Research Projects

Thinking Beyond South China

Principal Investigators
  • David Faure, The Chinese University of Hong Kong
  • Liu Zhiwei, Sun Yat-sen University, Guangzhou
  • Helen F. Siu, Yale University
Project Description

Largely made up of historians and anthropologists, the South China team has spent more than fifteen years conducting fieldwork together in Guangdong and Fujian. The team has pursued four broad research topics:

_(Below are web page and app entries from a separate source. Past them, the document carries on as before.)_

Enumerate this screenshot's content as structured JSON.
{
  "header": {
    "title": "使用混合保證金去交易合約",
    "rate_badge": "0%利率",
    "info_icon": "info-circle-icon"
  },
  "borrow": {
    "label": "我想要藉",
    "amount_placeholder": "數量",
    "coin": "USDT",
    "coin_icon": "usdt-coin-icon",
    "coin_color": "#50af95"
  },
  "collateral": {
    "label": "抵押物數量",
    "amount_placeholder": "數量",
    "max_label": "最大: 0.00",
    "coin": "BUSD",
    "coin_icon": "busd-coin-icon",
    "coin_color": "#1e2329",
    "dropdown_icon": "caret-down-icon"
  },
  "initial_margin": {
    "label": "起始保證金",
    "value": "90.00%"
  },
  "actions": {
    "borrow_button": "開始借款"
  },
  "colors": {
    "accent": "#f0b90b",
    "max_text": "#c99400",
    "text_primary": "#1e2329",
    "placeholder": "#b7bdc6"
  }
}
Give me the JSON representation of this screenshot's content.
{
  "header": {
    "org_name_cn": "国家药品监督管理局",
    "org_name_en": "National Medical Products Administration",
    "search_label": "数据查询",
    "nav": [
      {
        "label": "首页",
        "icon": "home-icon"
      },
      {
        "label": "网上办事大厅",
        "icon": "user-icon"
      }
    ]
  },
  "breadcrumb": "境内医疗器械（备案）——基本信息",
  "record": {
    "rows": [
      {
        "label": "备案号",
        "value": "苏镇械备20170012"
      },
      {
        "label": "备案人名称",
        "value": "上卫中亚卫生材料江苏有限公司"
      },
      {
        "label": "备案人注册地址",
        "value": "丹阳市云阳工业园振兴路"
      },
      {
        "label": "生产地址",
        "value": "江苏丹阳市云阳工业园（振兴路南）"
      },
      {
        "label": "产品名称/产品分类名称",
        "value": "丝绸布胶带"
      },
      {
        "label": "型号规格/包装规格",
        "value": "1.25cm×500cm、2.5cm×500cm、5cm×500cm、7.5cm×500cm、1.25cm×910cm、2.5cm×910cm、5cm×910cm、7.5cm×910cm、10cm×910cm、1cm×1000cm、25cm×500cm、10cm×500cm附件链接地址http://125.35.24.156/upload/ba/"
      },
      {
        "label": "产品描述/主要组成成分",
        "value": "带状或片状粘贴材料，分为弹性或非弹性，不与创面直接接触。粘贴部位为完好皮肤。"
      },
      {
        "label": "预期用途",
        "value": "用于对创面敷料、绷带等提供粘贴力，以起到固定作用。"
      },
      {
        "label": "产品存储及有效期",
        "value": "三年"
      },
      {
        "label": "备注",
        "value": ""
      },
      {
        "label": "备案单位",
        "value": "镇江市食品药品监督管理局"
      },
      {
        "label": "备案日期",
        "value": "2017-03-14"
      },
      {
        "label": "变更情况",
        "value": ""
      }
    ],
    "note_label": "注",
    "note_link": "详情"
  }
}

  • The Meizhou-Chaozhou axis. An understanding of the trade on this axis helps explain the growth of the major towns in the Hakka-Chaozhou ethnic homelands and dates the emergence of ethnic identities.
  • Urban administration in Shantou and Beihai. Rich local archives of the Republican period provide insights into intercity competition.
  • A comparison of the elite of Xiangtan and Changsha in Hunan province. The project explores elite domination in Changsha, based not on land ownership but on control of new government enterprises.
  • Regional identity and popular culture in Guangdong. The project centers on the emerging urban elite in Guangzhou in the 19th century.
Thinking Beyond South China

The activities have nurtured a critical mass of young teachers and advanced graduate students who are ready to enrich existing paradigms with independent work outside of South China. Their “northern expedition” includes sites in Jiangxi, Hunan, Hubei, Shanxi, Inner Mongolia, Shandong, Hebei, Henan and Guizhou. They coordinate with the Institute’s advanced summer workshops to share their interdisciplinary agenda with colleagues in Beijing and Shanghai. They have also joined forces with colleagues in Taiwan to conduct site visits in the Hakka regions of Meizhou, Chaozhou and Dabu. In the summer of 2005, a workshop, called the “China-Hong Kong-Taiwan Postgraduate Symposium on Ethnic Groups and Cultural Changes,” was organized on the new Sun Yat-sen University campus in Zhuhai, during which graduate students from Hong Kong, China and Taiwan debated many issues.